A new study from Boston Consulting Group and MIT Sloan Management Review reveals managers’ growing concerns about the risks of AI. Additionally, it highlights the five organizational behaviors that companies taking advantage of AI’s value have in common.
After many decades of progress, artificial intelligence is ready to become an important resource for many businesses, but according to the new study from MIT Sloan Management Review (MIT SMR), BCG GAMMA and BCG Henderson Institute from Boston Consulting Group, companies are still not yet aware of its potential. The study reveals that although managers consider AI to have the potential to be an important business opportunity, many are increasingly more worried about the strategic risks associated with AI.
Titiled Winning With AI: Pioneers Combine Strategy, Organizational Behavior, and Technology, the study is based off of a survey of more than 2,500 managers and 17 interviews with leaders and experts. The data reveals that:
- Nine out of ten managers agree that AI presents a business opportunity for their companies.
- Currently, seven out of ten companies refer to a minimal or zero impact of AI. 90% have made at least one investment related to artificial intelligence, but less than 40% claim to have earned income thanks to AI in the last three years.
- In 2019, 45% perceive some sort of risk associated with AI, an increase from 37% in 2017.
“The report confirms that artificial intelligence is a relevant topic for leaders of all industries. However, despite the fact that some companies have already made significant progress, most still have difficulty generating value with artificial intelligence,” says Sam Ransbotham, one of the authors of the report. “How can corporate leaders seize opportunities, manage the risks and minimize the difficulties associated with AI? There are increasingly relevant unknowns that companies need to respond to move forward creating value associated with AI. ”
The study shows that businesses today that are managing to create value through their AI initiatives with these five common behaviors:
- They integrate their AI initiatives into their business strategy. 88% of respondents who found value in AI in their business strategies integrated their AI initiatives with their digital strategy.

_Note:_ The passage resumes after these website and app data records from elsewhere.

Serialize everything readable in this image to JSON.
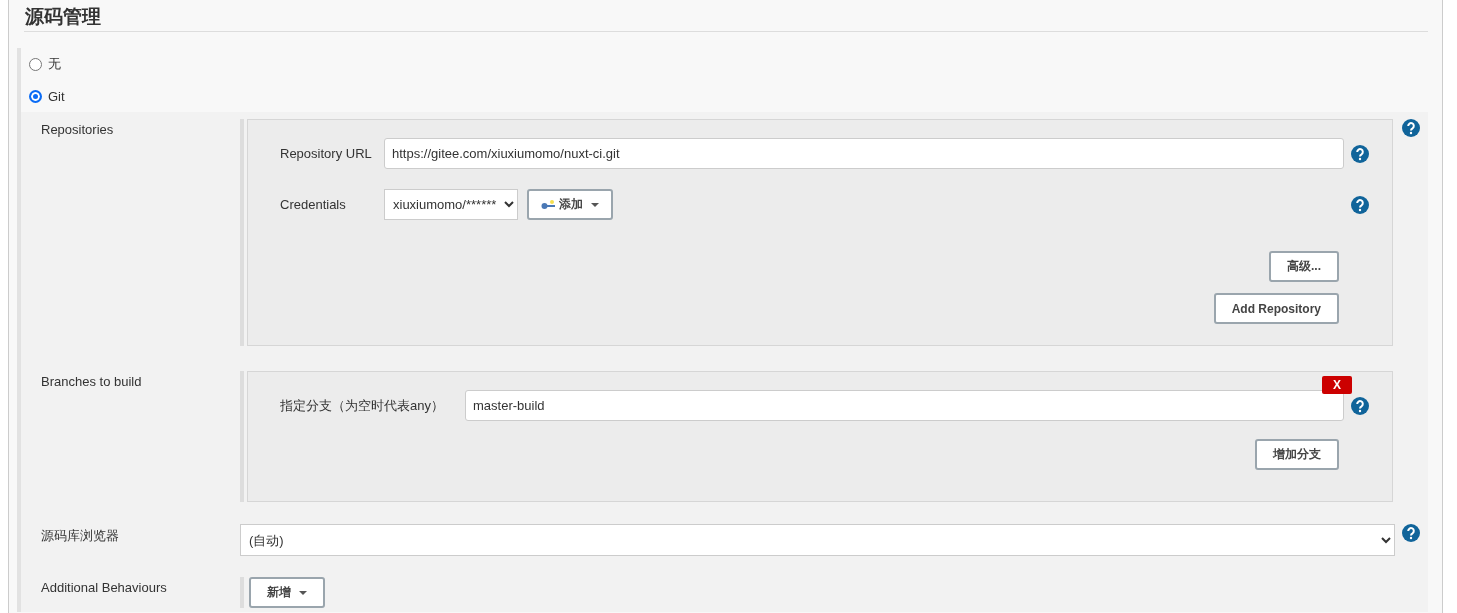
{
  "section_title": "源码管理",
  "scm_options": [
    {
      "label": "无",
      "selected": false
    },
    {
      "label": "Git",
      "selected": true
    }
  ],
  "repositories": {
    "label": "Repositories",
    "url": {
      "label": "Repository URL",
      "value": "https://gitee.com/xiuxiumomo/nuxt-ci.git"
    },
    "credentials": {
      "label": "Credentials",
      "value": "xiuxiumomo/******",
      "add_button": "添加"
    },
    "buttons": [
      "高级...",
      "Add Repository"
    ]
  },
  "branches": {
    "label": "Branches to build",
    "specifier": {
      "label": "指定分支（为空时代表any）",
      "value": "master-build",
      "delete_button": "X"
    },
    "add_button": "增加分支"
  },
  "browser": {
    "label": "源码库浏览器",
    "value": "(自动)"
  },
  "additional": {
    "label": "Additional Behaviours",
    "add_button": "新增"
  }
}
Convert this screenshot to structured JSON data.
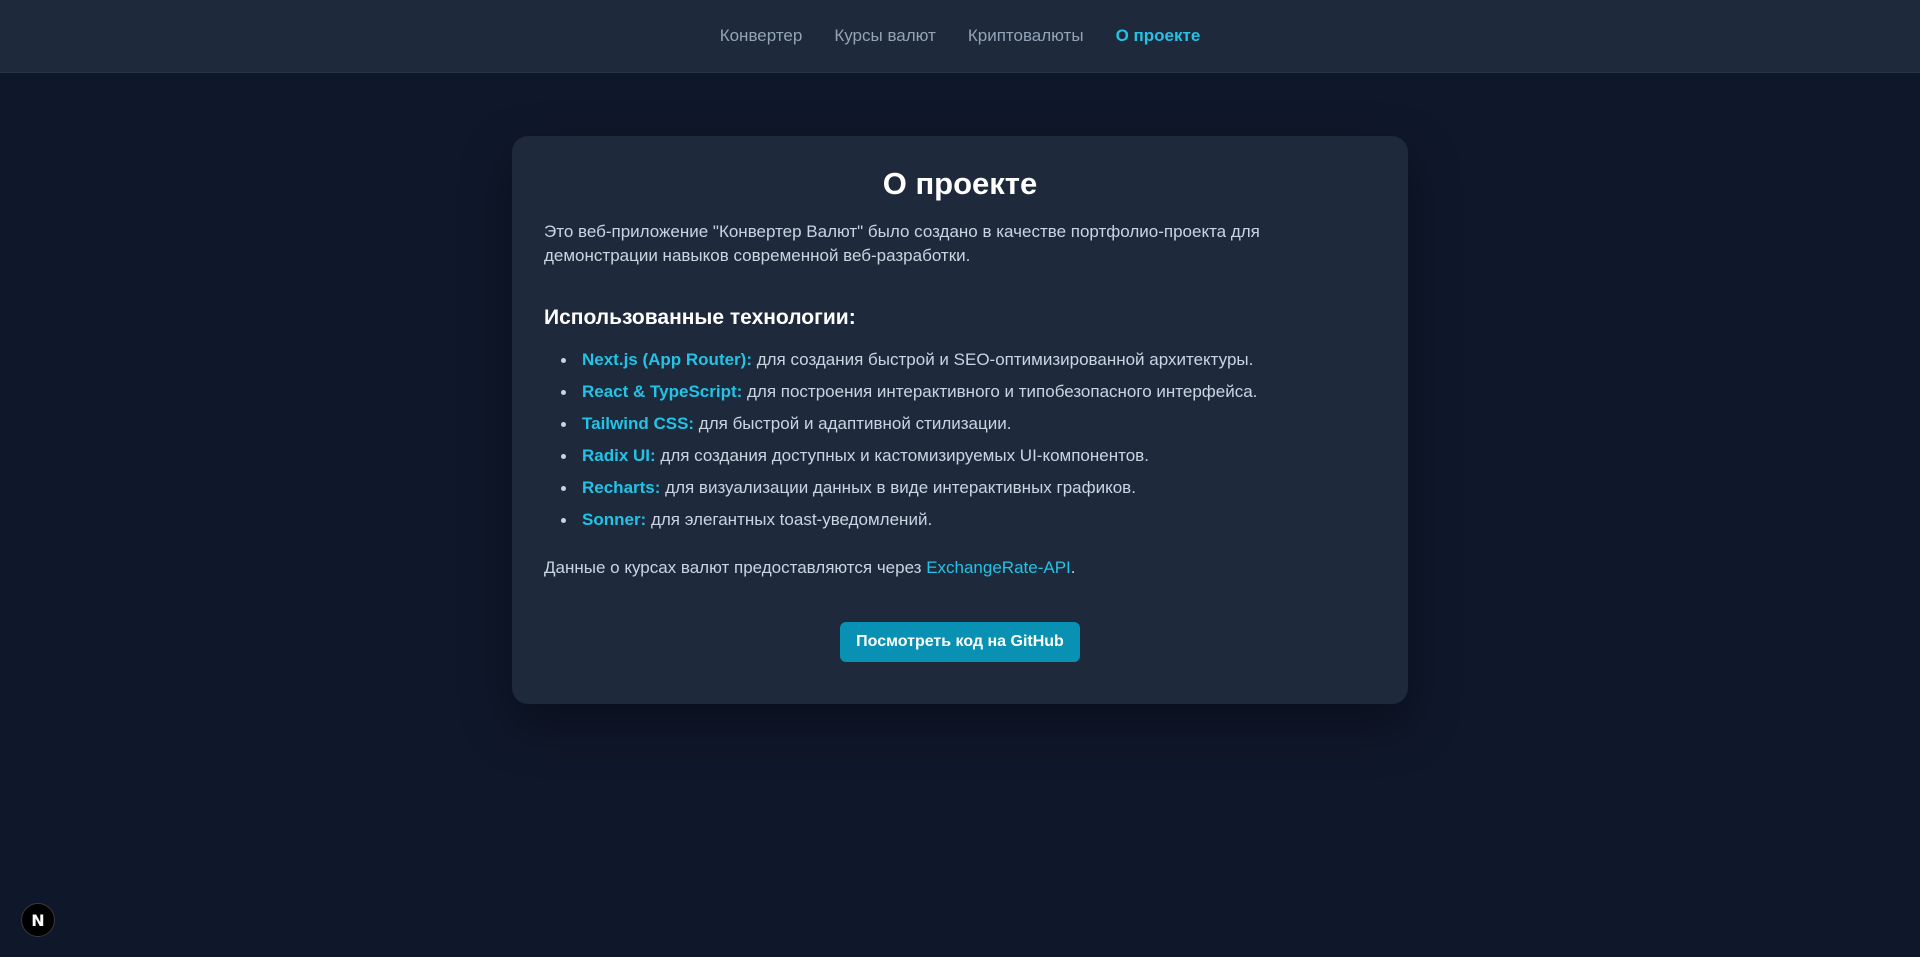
{
  "nav": {
    "items": [
      {
        "label": "Конвертер"
      },
      {
        "label": "Курсы валют"
      },
      {
        "label": "Криптовалюты"
      },
      {
        "label": "О проекте",
        "active": true
      }
    ]
  },
  "about": {
    "title": "О проекте",
    "intro": "Это веб-приложение \"Конвертер Валют\" было создано в качестве портфолио-проекта для демонстрации навыков современной веб-разработки.",
    "tech_heading": "Использованные технологии:",
    "technologies": [
      {
        "name": "Next.js (App Router):",
        "description": " для создания быстрой и SEO-оптимизированной архитектуры."
      },
      {
        "name": "React & TypeScript:",
        "description": " для построения интерактивного и типобезопасного интерфейса."
      },
      {
        "name": "Tailwind CSS:",
        "description": " для быстрой и адаптивной стилизации."
      },
      {
        "name": "Radix UI:",
        "description": " для создания доступных и кастомизируемых UI-компонентов."
      },
      {
        "name": "Recharts:",
        "description": " для визуализации данных в виде интерактивных графиков."
      },
      {
        "name": "Sonner:",
        "description": " для элегантных toast-уведомлений."
      }
    ],
    "source_prefix": "Данные о курсах валют предоставляются через ",
    "source_link": "ExchangeRate-API",
    "source_suffix": ".",
    "github_button": "Посмотреть код на GitHub"
  },
  "dev_badge": {
    "letter": "N",
    "icon": "nextjs-logo-icon"
  },
  "colors": {
    "page_bg": "#0f172a",
    "card_bg": "#1e293b",
    "accent": "#22c3e6",
    "button_bg": "#0891b2"
  }
}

- They unify their AI initiatives with their transformation strategies. To generate business value through AI, managers must be able to obtain data from different departments and initiatives and integrate them into work groups by establishing cross-functional collaboration.

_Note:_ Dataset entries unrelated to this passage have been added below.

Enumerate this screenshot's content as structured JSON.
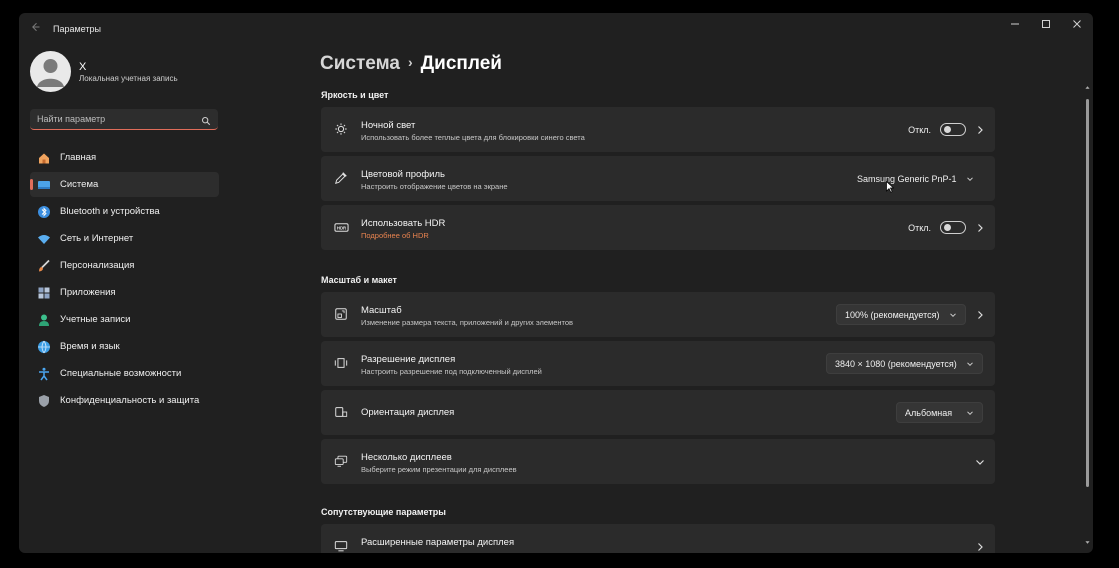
{
  "window": {
    "title": "Параметры",
    "controls": [
      "minimize-icon",
      "maximize-icon",
      "close-icon"
    ]
  },
  "user": {
    "name": "X",
    "account_type": "Локальная учетная запись"
  },
  "search": {
    "placeholder": "Найти параметр"
  },
  "sidebar": {
    "items": [
      {
        "label": "Главная",
        "icon": "home-icon",
        "color": "#f0a35e"
      },
      {
        "label": "Система",
        "icon": "system-icon",
        "color": "#4ca3e8",
        "active": true
      },
      {
        "label": "Bluetooth и устройства",
        "icon": "bluetooth-icon",
        "color": "#3b8ee0"
      },
      {
        "label": "Сеть и Интернет",
        "icon": "wifi-icon",
        "color": "#5aaef0"
      },
      {
        "label": "Персонализация",
        "icon": "brush-icon",
        "color": "#e88a4a"
      },
      {
        "label": "Приложения",
        "icon": "apps-icon",
        "color": "#8fa4c4"
      },
      {
        "label": "Учетные записи",
        "icon": "accounts-icon",
        "color": "#3cc08c"
      },
      {
        "label": "Время и язык",
        "icon": "time-language-icon",
        "color": "#3b9ee6"
      },
      {
        "label": "Специальные возможности",
        "icon": "accessibility-icon",
        "color": "#4aa6f0"
      },
      {
        "label": "Конфиденциальность и защита",
        "icon": "shield-icon",
        "color": "#9aa0a8"
      }
    ]
  },
  "breadcrumb": {
    "parent": "Система",
    "current": "Дисплей"
  },
  "sections": {
    "brightness": "Яркость и цвет",
    "scale": "Масштаб и макет",
    "related": "Сопутствующие параметры"
  },
  "night_light": {
    "title": "Ночной свет",
    "subtitle": "Использовать более теплые цвета для блокировки синего света",
    "state": "Откл."
  },
  "color_profile": {
    "title": "Цветовой профиль",
    "subtitle": "Настроить отображение цветов на экране",
    "value": "Samsung Generic PnP-1"
  },
  "hdr": {
    "title": "Использовать HDR",
    "link": "Подробнее об HDR",
    "state": "Откл."
  },
  "scale": {
    "title": "Масштаб",
    "subtitle": "Изменение размера текста, приложений и других элементов",
    "value": "100% (рекомендуется)"
  },
  "resolution": {
    "title": "Разрешение дисплея",
    "subtitle": "Настроить разрешение под подключенный дисплей",
    "value": "3840 × 1080 (рекомендуется)"
  },
  "orientation": {
    "title": "Ориентация дисплея",
    "value": "Альбомная"
  },
  "multiple_displays": {
    "title": "Несколько дисплеев",
    "subtitle": "Выберите режим презентации для дисплеев"
  },
  "advanced": {
    "title": "Расширенные параметры дисплея"
  },
  "colors": {
    "accent": "#e06d5a",
    "link": "#e8834f"
  }
}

- They take bigger risks, prioritizing revenue growth over cost reduction. Respondents who only highlighted cost reduction as a result of AI initiatives are less optimistic about the possibility of achieving greater savings with AI than those who have seen revenue growth. Only 44% of those who have managed to reduce costs expect the same results in the next five years, while 72% of those who have increased revenues expect that success to continue in the same period.
- They align the development of AI with its use. Beyond the tools, systems or processes to implement artificial intelligence, these companies ensure that employees use solutions that use AI, can measure results and are aware of the value generated.
- They avoid the “technology trap.” Companies that perceive that they increase value thanks to AI initiatives recognize that it is not only a technological opportunity, but also a strategic initiative that requires investments related to the recruitment and retention of talent, new ways of working and change management. Companies with AI initiatives supervised by the CIO, whose team usually manages technology initiatives, are almost 50% less likely to see the value that AI can bring.
“As business leaders develop a strategy with AI, talent is a complex problem without an easy answer. The capabilities that required of future workers will differ from current ones, not just for the relatively small number of workers who develop solutions related to artificial intelligence, but even more important for a much larger number of workers who will use artificial intelligence solutions directly or indirectly, “says report co-author Sam Ransbotham.
The results of the report regarding talent development reveal that 65% of respondents obtain business-related value in the use of AI when they use a varried approach: they build internal teams and rely less on external suppliers; selectively import talent with AI experience for technical leadership roles; and train their current employees in skills related to the understanding and management of artificial intelligence (upskilling).
In Spain, Llorenç Mitjavila, head partner of BCG Gamma in Iberia, believes that there is a virtuous circle in the development of AI. “Access to talent, the consolidation of Spain as a technological and innovation hub, and eminently positive media coverage, contribute to a general enthusiasm for Artificial Intelligence. Many of the big Spanish companies are investing in AI solutions, and we have a vibrant ecosystem of start-ups based on these technologies that are attracting very significant investments. ”
“AI is an important strategic opportunity, which entails strategic risks if companies do not act carefully. There is already a gap between winners and losers, and this gap will increase in the coming years. To obtain value, technology and algorithms are not enough, companies must integrate AI into their corporate strategies and processes, which is often much more difficult than the technology itself and to succeed in doing so requires new ways of working that differ from the approach required to obtain value from technological initiatives “concludes Shervin Khodabandeh, another one of the authors of the report.
Winning With AI: Pioneers Combine Strategy, Organizational Behavior, and Technology: Link